(EXCERPTED RECORDS)
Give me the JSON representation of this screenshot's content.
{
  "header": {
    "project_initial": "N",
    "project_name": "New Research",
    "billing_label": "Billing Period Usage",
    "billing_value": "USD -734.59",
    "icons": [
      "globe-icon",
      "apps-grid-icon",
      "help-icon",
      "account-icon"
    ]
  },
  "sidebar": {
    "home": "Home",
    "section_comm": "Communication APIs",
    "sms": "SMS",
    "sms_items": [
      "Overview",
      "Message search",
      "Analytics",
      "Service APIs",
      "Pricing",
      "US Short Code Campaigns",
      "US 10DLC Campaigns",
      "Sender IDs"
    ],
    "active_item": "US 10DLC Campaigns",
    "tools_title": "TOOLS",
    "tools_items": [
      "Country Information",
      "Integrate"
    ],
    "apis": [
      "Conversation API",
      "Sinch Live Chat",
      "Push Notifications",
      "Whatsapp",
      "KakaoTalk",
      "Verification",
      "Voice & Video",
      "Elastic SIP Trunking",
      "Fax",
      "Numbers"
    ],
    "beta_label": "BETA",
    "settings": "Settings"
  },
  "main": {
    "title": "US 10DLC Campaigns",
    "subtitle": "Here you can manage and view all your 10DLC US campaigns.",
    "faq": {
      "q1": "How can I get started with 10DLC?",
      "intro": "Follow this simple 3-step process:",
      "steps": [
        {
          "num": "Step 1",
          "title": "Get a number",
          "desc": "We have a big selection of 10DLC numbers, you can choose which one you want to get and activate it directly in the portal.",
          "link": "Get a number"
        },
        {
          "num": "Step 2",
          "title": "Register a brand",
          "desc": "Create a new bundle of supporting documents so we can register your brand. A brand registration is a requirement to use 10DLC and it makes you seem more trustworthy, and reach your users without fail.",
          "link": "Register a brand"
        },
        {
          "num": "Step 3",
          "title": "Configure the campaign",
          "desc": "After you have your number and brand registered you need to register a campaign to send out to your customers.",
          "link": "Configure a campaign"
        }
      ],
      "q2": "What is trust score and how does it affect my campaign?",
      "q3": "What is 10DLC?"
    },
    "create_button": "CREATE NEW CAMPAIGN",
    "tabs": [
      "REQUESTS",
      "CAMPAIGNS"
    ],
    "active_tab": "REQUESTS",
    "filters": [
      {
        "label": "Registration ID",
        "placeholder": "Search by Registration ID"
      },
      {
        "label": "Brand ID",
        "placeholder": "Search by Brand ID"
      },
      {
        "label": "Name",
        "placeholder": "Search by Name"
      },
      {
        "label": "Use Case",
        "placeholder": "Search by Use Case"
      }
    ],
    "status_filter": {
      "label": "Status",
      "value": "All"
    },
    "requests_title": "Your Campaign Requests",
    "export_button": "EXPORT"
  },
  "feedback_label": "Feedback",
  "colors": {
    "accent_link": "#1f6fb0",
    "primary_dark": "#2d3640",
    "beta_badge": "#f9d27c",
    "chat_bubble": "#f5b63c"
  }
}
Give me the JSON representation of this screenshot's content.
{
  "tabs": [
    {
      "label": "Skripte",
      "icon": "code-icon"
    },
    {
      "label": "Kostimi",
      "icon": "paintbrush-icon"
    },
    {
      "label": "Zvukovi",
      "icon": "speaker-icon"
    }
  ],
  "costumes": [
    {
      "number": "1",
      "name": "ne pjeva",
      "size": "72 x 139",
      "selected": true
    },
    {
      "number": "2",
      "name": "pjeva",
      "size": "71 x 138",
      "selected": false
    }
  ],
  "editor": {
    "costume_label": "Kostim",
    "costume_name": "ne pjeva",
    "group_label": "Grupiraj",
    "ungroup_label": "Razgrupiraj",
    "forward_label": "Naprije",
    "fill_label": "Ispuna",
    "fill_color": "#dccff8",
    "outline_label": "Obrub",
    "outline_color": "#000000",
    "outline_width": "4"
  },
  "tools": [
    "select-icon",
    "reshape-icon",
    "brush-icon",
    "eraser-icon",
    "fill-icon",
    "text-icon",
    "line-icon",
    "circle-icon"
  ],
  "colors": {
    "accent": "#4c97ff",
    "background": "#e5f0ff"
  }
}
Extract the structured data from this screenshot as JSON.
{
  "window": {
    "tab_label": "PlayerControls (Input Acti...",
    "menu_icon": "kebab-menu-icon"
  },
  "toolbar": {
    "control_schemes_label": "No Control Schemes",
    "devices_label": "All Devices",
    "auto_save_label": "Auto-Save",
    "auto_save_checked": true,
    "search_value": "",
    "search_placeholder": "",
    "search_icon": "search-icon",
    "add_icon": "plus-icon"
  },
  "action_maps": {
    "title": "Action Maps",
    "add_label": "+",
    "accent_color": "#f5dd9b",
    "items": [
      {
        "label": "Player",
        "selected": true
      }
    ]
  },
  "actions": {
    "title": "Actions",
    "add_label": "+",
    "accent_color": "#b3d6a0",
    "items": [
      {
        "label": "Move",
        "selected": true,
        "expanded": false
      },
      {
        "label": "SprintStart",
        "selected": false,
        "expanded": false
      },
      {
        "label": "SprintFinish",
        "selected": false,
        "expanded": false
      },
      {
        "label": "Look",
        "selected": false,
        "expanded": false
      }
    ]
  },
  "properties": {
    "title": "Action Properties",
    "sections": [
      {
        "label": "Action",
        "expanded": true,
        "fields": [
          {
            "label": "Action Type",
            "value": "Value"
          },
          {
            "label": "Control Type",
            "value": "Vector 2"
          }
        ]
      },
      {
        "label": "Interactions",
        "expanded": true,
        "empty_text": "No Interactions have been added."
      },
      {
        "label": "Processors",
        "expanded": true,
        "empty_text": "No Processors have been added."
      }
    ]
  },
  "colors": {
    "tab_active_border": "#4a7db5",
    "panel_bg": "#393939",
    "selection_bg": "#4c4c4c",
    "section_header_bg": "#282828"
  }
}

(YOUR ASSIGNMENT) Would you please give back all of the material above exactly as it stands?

(SOLVED PROBLEM)
Give me the JSON representation of this screenshot's content.
{
  "header": {
    "project_initial": "N",
    "project_name": "New Research",
    "billing_label": "Billing Period Usage",
    "billing_value": "USD -734.59",
    "icons": [
      "globe-icon",
      "apps-grid-icon",
      "help-icon",
      "account-icon"
    ]
  },
  "sidebar": {
    "home": "Home",
    "section_comm": "Communication APIs",
    "sms": "SMS",
    "sms_items": [
      "Overview",
      "Message search",
      "Analytics",
      "Service APIs",
      "Pricing",
      "US Short Code Campaigns",
      "US 10DLC Campaigns",
      "Sender IDs"
    ],
    "active_item": "US 10DLC Campaigns",
    "tools_title": "TOOLS",
    "tools_items": [
      "Country Information",
      "Integrate"
    ],
    "apis": [
      "Conversation API",
      "Sinch Live Chat",
      "Push Notifications",
      "Whatsapp",
      "KakaoTalk",
      "Verification",
      "Voice & Video",
      "Elastic SIP Trunking",
      "Fax",
      "Numbers"
    ],
    "beta_label": "BETA",
    "settings": "Settings"
  },
  "main": {
    "title": "US 10DLC Campaigns",
    "subtitle": "Here you can manage and view all your 10DLC US campaigns.",
    "faq": {
      "q1": "How can I get started with 10DLC?",
      "intro": "Follow this simple 3-step process:",
      "steps": [
        {
          "num": "Step 1",
          "title": "Get a number",
          "desc": "We have a big selection of 10DLC numbers, you can choose which one you want to get and activate it directly in the portal.",
          "link": "Get a number"
        },
        {
          "num": "Step 2",
          "title": "Register a brand",
          "desc": "Create a new bundle of supporting documents so we can register your brand. A brand registration is a requirement to use 10DLC and it makes you seem more trustworthy, and reach your users without fail.",
          "link": "Register a brand"
        },
        {
          "num": "Step 3",
          "title": "Configure the campaign",
          "desc": "After you have your number and brand registered you need to register a campaign to send out to your customers.",
          "link": "Configure a campaign"
        }
      ],
      "q2": "What is trust score and how does it affect my campaign?",
      "q3": "What is 10DLC?"
    },
    "create_button": "CREATE NEW CAMPAIGN",
    "tabs": [
      "REQUESTS",
      "CAMPAIGNS"
    ],
    "active_tab": "REQUESTS",
    "filters": [
      {
        "label": "Registration ID",
        "placeholder": "Search by Registration ID"
      },
      {
        "label": "Brand ID",
        "placeholder": "Search by Brand ID"
      },
      {
        "label": "Name",
        "placeholder": "Search by Name"
      },
      {
        "label": "Use Case",
        "placeholder": "Search by Use Case"
      }
    ],
    "status_filter": {
      "label": "Status",
      "value": "All"
    },
    "requests_title": "Your Campaign Requests",
    "export_button": "EXPORT"
  },
  "feedback_label": "Feedback",
  "colors": {
    "accent_link": "#1f6fb0",
    "primary_dark": "#2d3640",
    "beta_badge": "#f9d27c",
    "chat_bubble": "#f5b63c"
  }
}
Give me the JSON representation of this screenshot's content.
{
  "tabs": [
    {
      "label": "Skripte",
      "icon": "code-icon"
    },
    {
      "label": "Kostimi",
      "icon": "paintbrush-icon"
    },
    {
      "label": "Zvukovi",
      "icon": "speaker-icon"
    }
  ],
  "costumes": [
    {
      "number": "1",
      "name": "ne pjeva",
      "size": "72 x 139",
      "selected": true
    },
    {
      "number": "2",
      "name": "pjeva",
      "size": "71 x 138",
      "selected": false
    }
  ],
  "editor": {
    "costume_label": "Kostim",
    "costume_name": "ne pjeva",
    "group_label": "Grupiraj",
    "ungroup_label": "Razgrupiraj",
    "forward_label": "Naprije",
    "fill_label": "Ispuna",
    "fill_color": "#dccff8",
    "outline_label": "Obrub",
    "outline_color": "#000000",
    "outline_width": "4"
  },
  "tools": [
    "select-icon",
    "reshape-icon",
    "brush-icon",
    "eraser-icon",
    "fill-icon",
    "text-icon",
    "line-icon",
    "circle-icon"
  ],
  "colors": {
    "accent": "#4c97ff",
    "background": "#e5f0ff"
  }
}
Extract the structured data from this screenshot as JSON.
{
  "window": {
    "tab_label": "PlayerControls (Input Acti...",
    "menu_icon": "kebab-menu-icon"
  },
  "toolbar": {
    "control_schemes_label": "No Control Schemes",
    "devices_label": "All Devices",
    "auto_save_label": "Auto-Save",
    "auto_save_checked": true,
    "search_value": "",
    "search_placeholder": "",
    "search_icon": "search-icon",
    "add_icon": "plus-icon"
  },
  "action_maps": {
    "title": "Action Maps",
    "add_label": "+",
    "accent_color": "#f5dd9b",
    "items": [
      {
        "label": "Player",
        "selected": true
      }
    ]
  },
  "actions": {
    "title": "Actions",
    "add_label": "+",
    "accent_color": "#b3d6a0",
    "items": [
      {
        "label": "Move",
        "selected": true,
        "expanded": false
      },
      {
        "label": "SprintStart",
        "selected": false,
        "expanded": false
      },
      {
        "label": "SprintFinish",
        "selected": false,
        "expanded": false
      },
      {
        "label": "Look",
        "selected": false,
        "expanded": false
      }
    ]
  },
  "properties": {
    "title": "Action Properties",
    "sections": [
      {
        "label": "Action",
        "expanded": true,
        "fields": [
          {
            "label": "Action Type",
            "value": "Value"
          },
          {
            "label": "Control Type",
            "value": "Vector 2"
          }
        ]
      },
      {
        "label": "Interactions",
        "expanded": true,
        "empty_text": "No Interactions have been added."
      },
      {
        "label": "Processors",
        "expanded": true,
        "empty_text": "No Processors have been added."
      }
    ]
  },
  "colors": {
    "tab_active_border": "#4a7db5",
    "panel_bg": "#393939",
    "selection_bg": "#4c4c4c",
    "section_header_bg": "#282828"
  }
}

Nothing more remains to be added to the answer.